BEGIN SUPPLIED DATA

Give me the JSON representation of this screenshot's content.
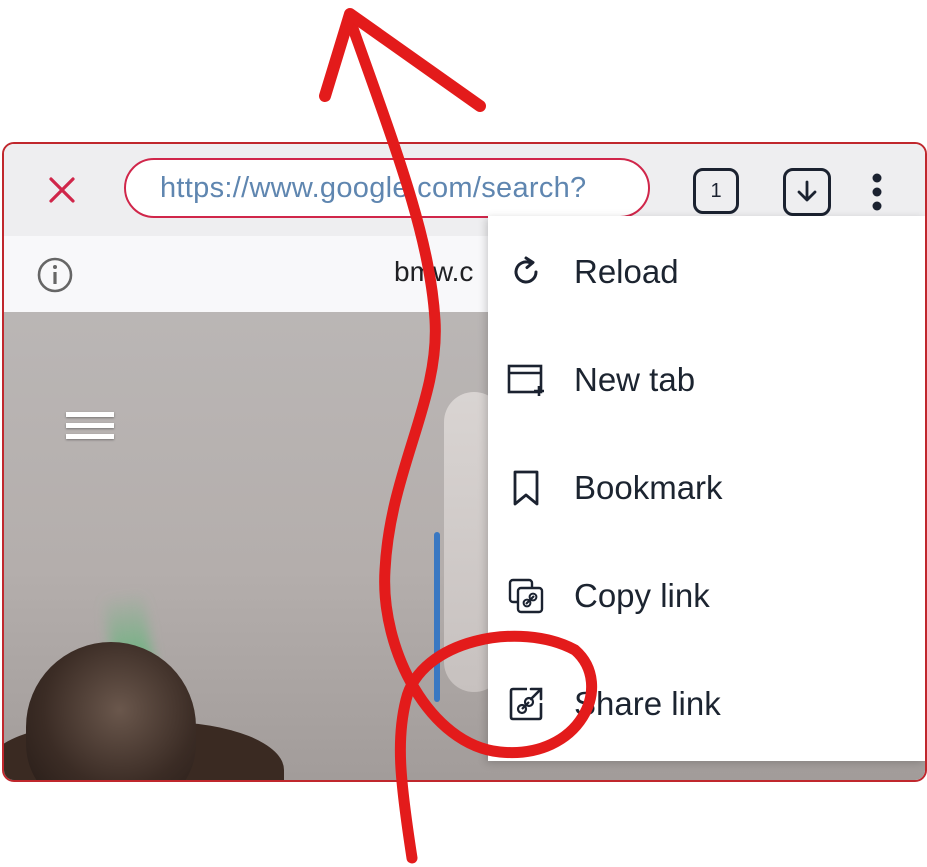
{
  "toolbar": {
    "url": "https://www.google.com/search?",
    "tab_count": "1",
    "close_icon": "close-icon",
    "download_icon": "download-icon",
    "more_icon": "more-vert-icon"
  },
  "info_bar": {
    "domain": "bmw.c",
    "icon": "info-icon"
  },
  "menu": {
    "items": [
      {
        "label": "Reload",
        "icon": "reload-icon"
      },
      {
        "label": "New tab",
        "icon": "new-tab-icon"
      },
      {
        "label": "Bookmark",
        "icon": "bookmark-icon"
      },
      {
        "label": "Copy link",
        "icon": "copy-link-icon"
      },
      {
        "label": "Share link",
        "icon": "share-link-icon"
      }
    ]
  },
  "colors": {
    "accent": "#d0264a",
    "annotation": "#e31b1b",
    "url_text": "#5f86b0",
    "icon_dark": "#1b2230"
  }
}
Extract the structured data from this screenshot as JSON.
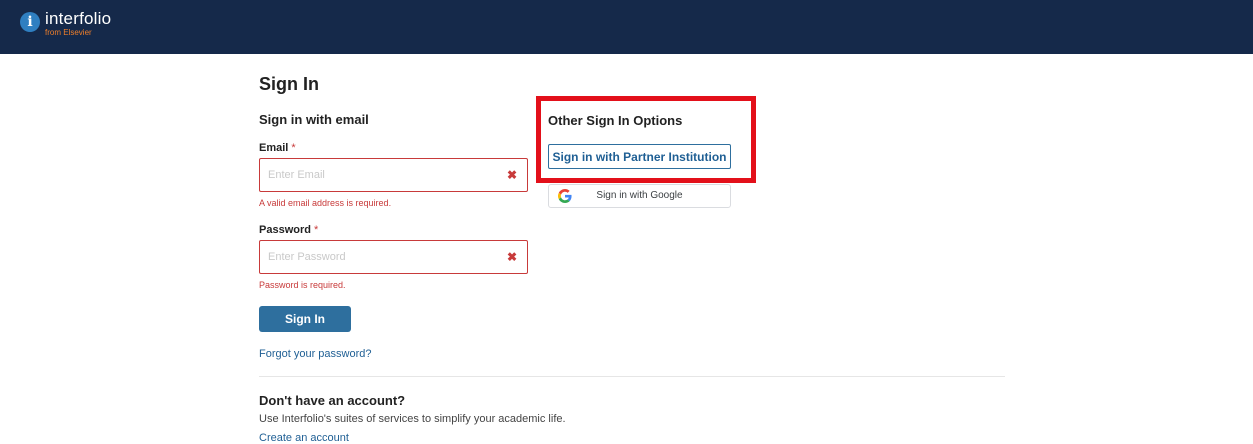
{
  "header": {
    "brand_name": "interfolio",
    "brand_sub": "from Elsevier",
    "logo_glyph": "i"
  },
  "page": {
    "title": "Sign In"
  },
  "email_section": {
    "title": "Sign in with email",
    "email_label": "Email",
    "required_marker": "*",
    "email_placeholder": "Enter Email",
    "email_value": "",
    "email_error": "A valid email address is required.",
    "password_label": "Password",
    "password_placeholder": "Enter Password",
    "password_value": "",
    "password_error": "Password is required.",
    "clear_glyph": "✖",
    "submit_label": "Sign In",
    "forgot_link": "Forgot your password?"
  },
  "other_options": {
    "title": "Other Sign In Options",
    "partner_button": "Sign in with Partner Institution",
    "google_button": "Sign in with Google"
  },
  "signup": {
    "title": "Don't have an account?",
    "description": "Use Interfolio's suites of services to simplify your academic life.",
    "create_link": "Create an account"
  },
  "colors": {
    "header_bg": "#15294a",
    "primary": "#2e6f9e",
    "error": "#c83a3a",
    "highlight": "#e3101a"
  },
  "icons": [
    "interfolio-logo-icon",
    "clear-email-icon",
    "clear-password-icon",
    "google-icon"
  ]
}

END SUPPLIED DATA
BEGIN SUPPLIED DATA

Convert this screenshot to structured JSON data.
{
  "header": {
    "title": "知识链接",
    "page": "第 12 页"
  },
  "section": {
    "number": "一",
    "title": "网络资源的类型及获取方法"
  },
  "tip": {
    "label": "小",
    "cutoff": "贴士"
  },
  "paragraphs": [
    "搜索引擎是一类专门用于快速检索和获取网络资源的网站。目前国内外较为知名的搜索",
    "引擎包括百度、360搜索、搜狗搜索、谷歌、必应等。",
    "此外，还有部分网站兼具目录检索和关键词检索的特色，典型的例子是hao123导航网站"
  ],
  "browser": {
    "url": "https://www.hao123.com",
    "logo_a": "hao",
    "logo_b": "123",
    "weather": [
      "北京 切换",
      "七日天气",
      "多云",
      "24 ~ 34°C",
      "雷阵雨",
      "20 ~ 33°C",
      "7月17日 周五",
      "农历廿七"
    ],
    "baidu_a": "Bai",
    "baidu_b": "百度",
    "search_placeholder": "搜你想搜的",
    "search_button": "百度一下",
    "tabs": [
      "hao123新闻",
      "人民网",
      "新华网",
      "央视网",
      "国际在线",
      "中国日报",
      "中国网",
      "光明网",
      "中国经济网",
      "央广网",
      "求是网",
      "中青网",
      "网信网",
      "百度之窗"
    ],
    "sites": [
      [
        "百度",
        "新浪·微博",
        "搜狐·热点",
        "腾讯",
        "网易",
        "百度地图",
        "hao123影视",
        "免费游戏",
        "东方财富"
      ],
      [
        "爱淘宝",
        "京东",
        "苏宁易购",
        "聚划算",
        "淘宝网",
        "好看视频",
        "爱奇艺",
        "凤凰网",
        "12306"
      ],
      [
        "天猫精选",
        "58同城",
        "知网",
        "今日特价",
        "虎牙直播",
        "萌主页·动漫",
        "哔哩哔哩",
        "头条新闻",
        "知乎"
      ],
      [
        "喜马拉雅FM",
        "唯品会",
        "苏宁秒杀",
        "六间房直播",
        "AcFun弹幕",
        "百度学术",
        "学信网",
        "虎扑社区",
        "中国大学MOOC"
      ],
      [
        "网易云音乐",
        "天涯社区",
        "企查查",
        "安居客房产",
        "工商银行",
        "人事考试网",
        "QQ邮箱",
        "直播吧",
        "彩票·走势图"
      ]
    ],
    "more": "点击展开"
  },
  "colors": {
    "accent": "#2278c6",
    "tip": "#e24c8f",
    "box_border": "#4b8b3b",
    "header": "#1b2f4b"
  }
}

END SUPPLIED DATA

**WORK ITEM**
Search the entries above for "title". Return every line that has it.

**EXERCISE RESULT**
    "title": "Sign In"
    "title": "Sign in with email",
    "title": "Other Sign In Options",
    "title": "Don't have an account?",
    "title": "知识链接",
    "title": "网络资源的类型及获取方法"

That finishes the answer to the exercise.